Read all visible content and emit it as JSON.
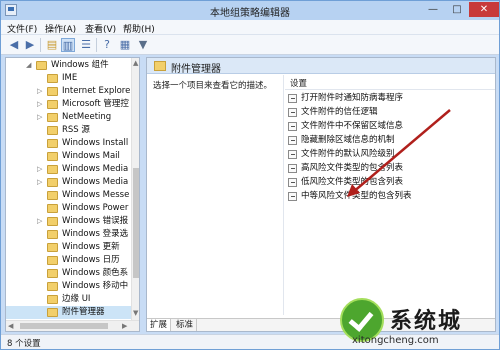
{
  "window": {
    "title": "本地组策略编辑器",
    "controls": {
      "minimize": "—",
      "maximize": "□",
      "close": "✕"
    }
  },
  "menu": [
    "文件(F)",
    "操作(A)",
    "查看(V)",
    "帮助(H)"
  ],
  "toolbar": {
    "icons": [
      "back-arrow-icon",
      "forward-arrow-icon",
      "folder-up-icon",
      "show-hide-tree-icon",
      "list-icon",
      "help-icon",
      "properties-icon",
      "filter-icon"
    ]
  },
  "tree": {
    "items": [
      {
        "label": "Windows 组件",
        "expand": "◢",
        "indent": 0
      },
      {
        "label": "IME",
        "expand": "",
        "indent": 1
      },
      {
        "label": "Internet Explore",
        "expand": "▷",
        "indent": 1
      },
      {
        "label": "Microsoft 管理控",
        "expand": "▷",
        "indent": 1
      },
      {
        "label": "NetMeeting",
        "expand": "▷",
        "indent": 1
      },
      {
        "label": "RSS 源",
        "expand": "",
        "indent": 1
      },
      {
        "label": "Windows Install",
        "expand": "",
        "indent": 1
      },
      {
        "label": "Windows Mail",
        "expand": "",
        "indent": 1
      },
      {
        "label": "Windows Media",
        "expand": "▷",
        "indent": 1
      },
      {
        "label": "Windows Media",
        "expand": "▷",
        "indent": 1
      },
      {
        "label": "Windows Messe",
        "expand": "",
        "indent": 1
      },
      {
        "label": "Windows Power",
        "expand": "",
        "indent": 1
      },
      {
        "label": "Windows 错误报",
        "expand": "▷",
        "indent": 1
      },
      {
        "label": "Windows 登录选",
        "expand": "",
        "indent": 1
      },
      {
        "label": "Windows 更新",
        "expand": "",
        "indent": 1
      },
      {
        "label": "Windows 日历",
        "expand": "",
        "indent": 1
      },
      {
        "label": "Windows 颜色系",
        "expand": "",
        "indent": 1
      },
      {
        "label": "Windows 移动中",
        "expand": "",
        "indent": 1
      },
      {
        "label": "边缘 UI",
        "expand": "",
        "indent": 1
      },
      {
        "label": "附件管理器",
        "expand": "",
        "indent": 1
      }
    ],
    "scroll_arrows": {
      "up": "▲",
      "down": "▼",
      "left": "◀",
      "right": "▶"
    }
  },
  "details": {
    "header_title": "附件管理器",
    "description": "选择一个项目来查看它的描述。",
    "column_header": "设置",
    "settings": [
      "打开附件时通知防病毒程序",
      "文件附件的信任逻辑",
      "文件附件中不保留区域信息",
      "隐藏删除区域信息的机制",
      "文件附件的默认风险级别",
      "高风险文件类型的包含列表",
      "低风险文件类型的包含列表",
      "中等风险文件类型的包含列表"
    ],
    "tabs": [
      "扩展",
      "标准"
    ]
  },
  "status": {
    "text": "8 个设置"
  },
  "watermark": {
    "text": "系统城",
    "url": "xitongcheng.com"
  },
  "colors": {
    "titlebar": "#b7d2f2",
    "selection": "#cce4f7",
    "annotation_arrow": "#b0201c",
    "watermark_green": "#4da62e"
  }
}
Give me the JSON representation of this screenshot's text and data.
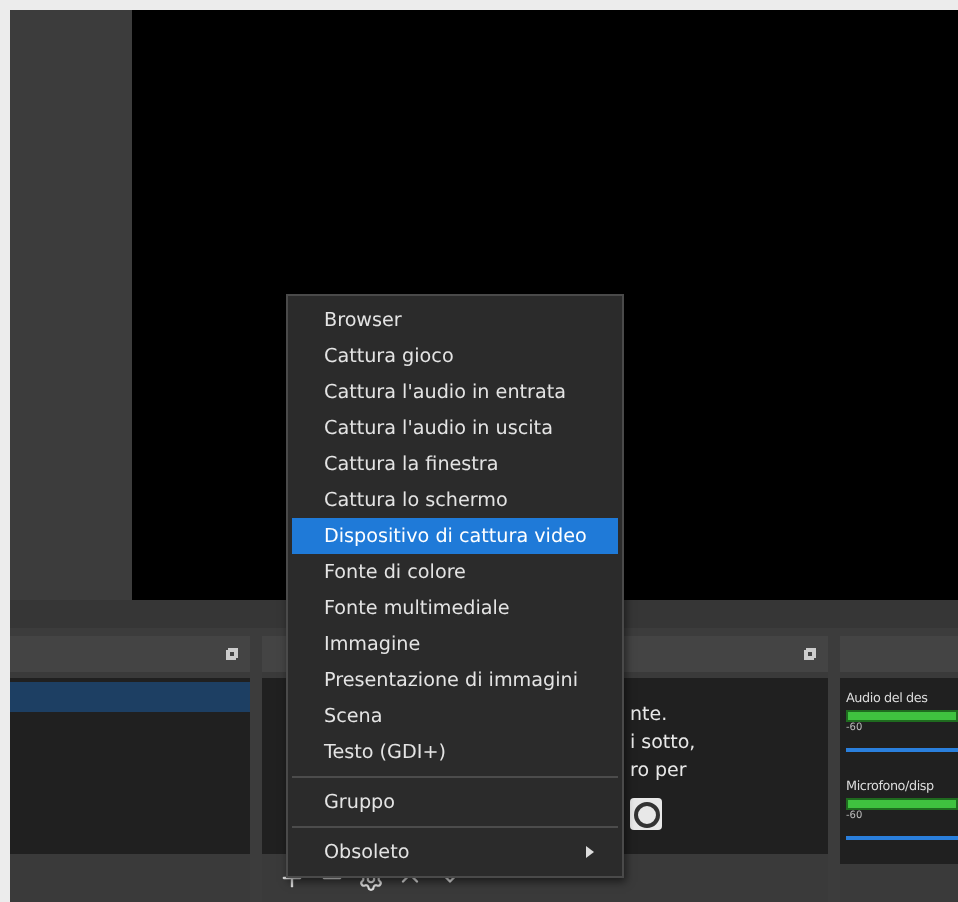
{
  "sources_panel": {
    "hint_lines": [
      "nte.",
      "i sotto,",
      "ro per"
    ]
  },
  "audio_mixer": {
    "channels": [
      {
        "name": "Audio del des",
        "scale": "-60"
      },
      {
        "name": "Microfono/disp",
        "scale": "-60"
      }
    ]
  },
  "context_menu": {
    "items": [
      {
        "kind": "item",
        "label": "Browser",
        "selected": false
      },
      {
        "kind": "item",
        "label": "Cattura gioco",
        "selected": false
      },
      {
        "kind": "item",
        "label": "Cattura l'audio in entrata",
        "selected": false
      },
      {
        "kind": "item",
        "label": "Cattura l'audio in uscita",
        "selected": false
      },
      {
        "kind": "item",
        "label": "Cattura la finestra",
        "selected": false
      },
      {
        "kind": "item",
        "label": "Cattura lo schermo",
        "selected": false
      },
      {
        "kind": "item",
        "label": "Dispositivo di cattura video",
        "selected": true
      },
      {
        "kind": "item",
        "label": "Fonte di colore",
        "selected": false
      },
      {
        "kind": "item",
        "label": "Fonte multimediale",
        "selected": false
      },
      {
        "kind": "item",
        "label": "Immagine",
        "selected": false
      },
      {
        "kind": "item",
        "label": "Presentazione di immagini",
        "selected": false
      },
      {
        "kind": "item",
        "label": "Scena",
        "selected": false
      },
      {
        "kind": "item",
        "label": "Testo (GDI+)",
        "selected": false
      },
      {
        "kind": "separator"
      },
      {
        "kind": "item",
        "label": "Gruppo",
        "selected": false
      },
      {
        "kind": "separator"
      },
      {
        "kind": "submenu",
        "label": "Obsoleto",
        "selected": false
      }
    ]
  }
}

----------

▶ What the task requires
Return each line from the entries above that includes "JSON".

▶ Reply to the exercise
Read all visible content and emit it as JSON.
Give me the JSON representation of this screenshot's text and data.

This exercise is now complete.